Segment Start: Data shown
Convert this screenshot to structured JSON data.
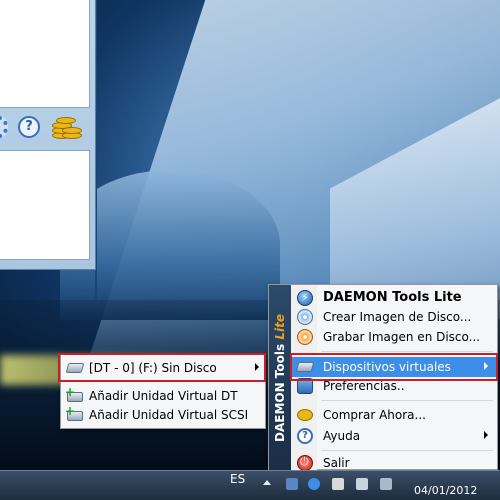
{
  "main_menu": {
    "brand_vertical": "DAEMON Tools",
    "brand_lite": "Lite",
    "items": [
      {
        "label": "DAEMON Tools Lite",
        "icon": "daemon-tools-icon"
      },
      {
        "label": "Crear Imagen de Disco...",
        "icon": "disc-image-icon"
      },
      {
        "label": "Grabar Imagen en Disco...",
        "icon": "burn-disc-icon"
      },
      {
        "label": "Dispositivos virtuales",
        "icon": "virtual-drive-icon",
        "has_submenu": true,
        "highlighted": true
      },
      {
        "label": "Preferencias..",
        "icon": "preferences-icon"
      },
      {
        "label": "Comprar Ahora...",
        "icon": "coins-icon"
      },
      {
        "label": "Ayuda",
        "icon": "help-icon",
        "has_submenu": true
      },
      {
        "label": "Salir",
        "icon": "exit-icon"
      }
    ]
  },
  "sub_menu": {
    "items": [
      {
        "label": "[DT - 0] (F:) Sin Disco",
        "icon": "virtual-drive-icon",
        "has_submenu": true
      },
      {
        "label": "Añadir Unidad Virtual DT",
        "icon": "add-drive-icon"
      },
      {
        "label": "Añadir Unidad Virtual SCSI",
        "icon": "add-drive-icon"
      }
    ]
  },
  "app_window": {
    "help_glyph": "?"
  },
  "taskbar": {
    "language": "ES",
    "date": "04/01/2012"
  },
  "colors": {
    "highlight": "#3c8ee8",
    "annotation_box": "#c8202a",
    "brand_accent": "#f0a020"
  }
}
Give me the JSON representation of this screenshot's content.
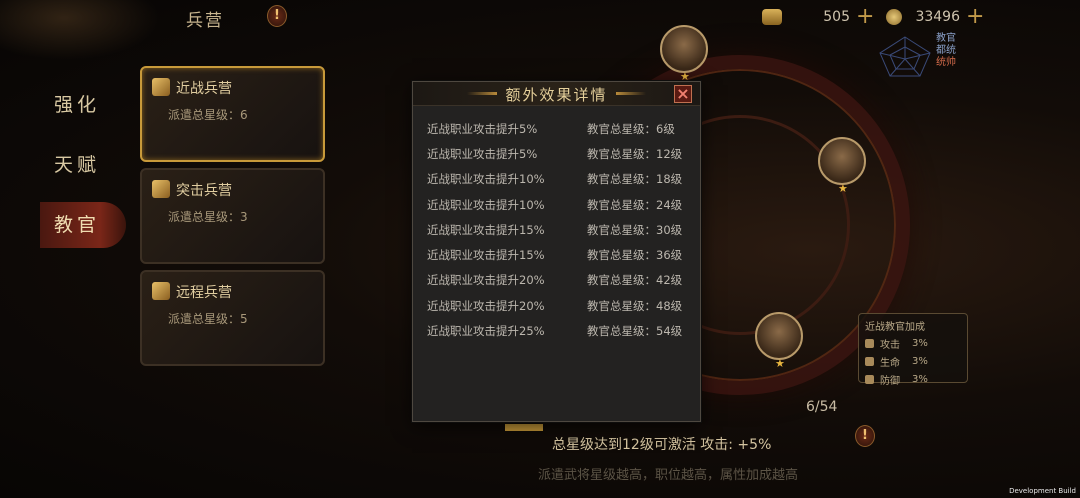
{
  "topbar": {
    "title": "兵营",
    "warn_glyph": "!",
    "resource1_value": "505",
    "resource2_value": "33496",
    "plus_glyph": "+"
  },
  "nav": {
    "items": [
      {
        "label": "强化"
      },
      {
        "label": "天赋"
      },
      {
        "label": "教官"
      }
    ]
  },
  "cards": [
    {
      "title": "近战兵营",
      "sub": "派遣总星级：6"
    },
    {
      "title": "突击兵营",
      "sub": "派遣总星级：3"
    },
    {
      "title": "远程兵营",
      "sub": "派遣总星级：5"
    }
  ],
  "radar_legend": [
    "教官",
    "都统",
    "统帅"
  ],
  "bonus_panel": {
    "title": "近战教官加成",
    "rows": [
      {
        "label": "攻击",
        "value": "3%"
      },
      {
        "label": "生命",
        "value": "3%"
      },
      {
        "label": "防御",
        "value": "3%"
      }
    ]
  },
  "progress_text": "6/54",
  "footer": {
    "line": "总星级达到12级可激活  攻击: +5%",
    "hint": "派遣武将星级越高，职位越高，属性加成越高"
  },
  "dev_build": "Development Build",
  "modal": {
    "title": "额外效果详情",
    "close_glyph": "×",
    "effects": [
      {
        "effect": "近战职业攻击提升5%",
        "req": "教官总星级：6级"
      },
      {
        "effect": "近战职业攻击提升5%",
        "req": "教官总星级：12级"
      },
      {
        "effect": "近战职业攻击提升10%",
        "req": "教官总星级：18级"
      },
      {
        "effect": "近战职业攻击提升10%",
        "req": "教官总星级：24级"
      },
      {
        "effect": "近战职业攻击提升15%",
        "req": "教官总星级：30级"
      },
      {
        "effect": "近战职业攻击提升15%",
        "req": "教官总星级：36级"
      },
      {
        "effect": "近战职业攻击提升20%",
        "req": "教官总星级：42级"
      },
      {
        "effect": "近战职业攻击提升20%",
        "req": "教官总星级：48级"
      },
      {
        "effect": "近战职业攻击提升25%",
        "req": "教官总星级：54级"
      }
    ]
  },
  "colors": {
    "accent_gold": "#c89a3a",
    "modal_bg": "#232221",
    "close_red": "#5a1a12"
  }
}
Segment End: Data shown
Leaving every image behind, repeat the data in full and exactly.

- [Response to this exercise]:
Convert this screenshot to structured JSON data.
{
  "main_menu": {
    "brand_vertical": "DAEMON Tools",
    "brand_lite": "Lite",
    "items": [
      {
        "label": "DAEMON Tools Lite",
        "icon": "daemon-tools-icon"
      },
      {
        "label": "Crear Imagen de Disco...",
        "icon": "disc-image-icon"
      },
      {
        "label": "Grabar Imagen en Disco...",
        "icon": "burn-disc-icon"
      },
      {
        "label": "Dispositivos virtuales",
        "icon": "virtual-drive-icon",
        "has_submenu": true,
        "highlighted": true
      },
      {
        "label": "Preferencias..",
        "icon": "preferences-icon"
      },
      {
        "label": "Comprar Ahora...",
        "icon": "coins-icon"
      },
      {
        "label": "Ayuda",
        "icon": "help-icon",
        "has_submenu": true
      },
      {
        "label": "Salir",
        "icon": "exit-icon"
      }
    ]
  },
  "sub_menu": {
    "items": [
      {
        "label": "[DT - 0] (F:) Sin Disco",
        "icon": "virtual-drive-icon",
        "has_submenu": true
      },
      {
        "label": "Añadir Unidad Virtual DT",
        "icon": "add-drive-icon"
      },
      {
        "label": "Añadir Unidad Virtual SCSI",
        "icon": "add-drive-icon"
      }
    ]
  },
  "app_window": {
    "help_glyph": "?"
  },
  "taskbar": {
    "language": "ES",
    "date": "04/01/2012"
  },
  "colors": {
    "highlight": "#3c8ee8",
    "annotation_box": "#c8202a",
    "brand_accent": "#f0a020"
  }
}
Give me the JSON representation of this screenshot's content.
{
  "topbar": {
    "title": "兵营",
    "warn_glyph": "!",
    "resource1_value": "505",
    "resource2_value": "33496",
    "plus_glyph": "+"
  },
  "nav": {
    "items": [
      {
        "label": "强化"
      },
      {
        "label": "天赋"
      },
      {
        "label": "教官"
      }
    ]
  },
  "cards": [
    {
      "title": "近战兵营",
      "sub": "派遣总星级：6"
    },
    {
      "title": "突击兵营",
      "sub": "派遣总星级：3"
    },
    {
      "title": "远程兵营",
      "sub": "派遣总星级：5"
    }
  ],
  "radar_legend": [
    "教官",
    "都统",
    "统帅"
  ],
  "bonus_panel": {
    "title": "近战教官加成",
    "rows": [
      {
        "label": "攻击",
        "value": "3%"
      },
      {
        "label": "生命",
        "value": "3%"
      },
      {
        "label": "防御",
        "value": "3%"
      }
    ]
  },
  "progress_text": "6/54",
  "footer": {
    "line": "总星级达到12级可激活  攻击: +5%",
    "hint": "派遣武将星级越高，职位越高，属性加成越高"
  },
  "dev_build": "Development Build",
  "modal": {
    "title": "额外效果详情",
    "close_glyph": "×",
    "effects": [
      {
        "effect": "近战职业攻击提升5%",
        "req": "教官总星级：6级"
      },
      {
        "effect": "近战职业攻击提升5%",
        "req": "教官总星级：12级"
      },
      {
        "effect": "近战职业攻击提升10%",
        "req": "教官总星级：18级"
      },
      {
        "effect": "近战职业攻击提升10%",
        "req": "教官总星级：24级"
      },
      {
        "effect": "近战职业攻击提升15%",
        "req": "教官总星级：30级"
      },
      {
        "effect": "近战职业攻击提升15%",
        "req": "教官总星级：36级"
      },
      {
        "effect": "近战职业攻击提升20%",
        "req": "教官总星级：42级"
      },
      {
        "effect": "近战职业攻击提升20%",
        "req": "教官总星级：48级"
      },
      {
        "effect": "近战职业攻击提升25%",
        "req": "教官总星级：54级"
      }
    ]
  },
  "colors": {
    "accent_gold": "#c89a3a",
    "modal_bg": "#232221",
    "close_red": "#5a1a12"
  }
}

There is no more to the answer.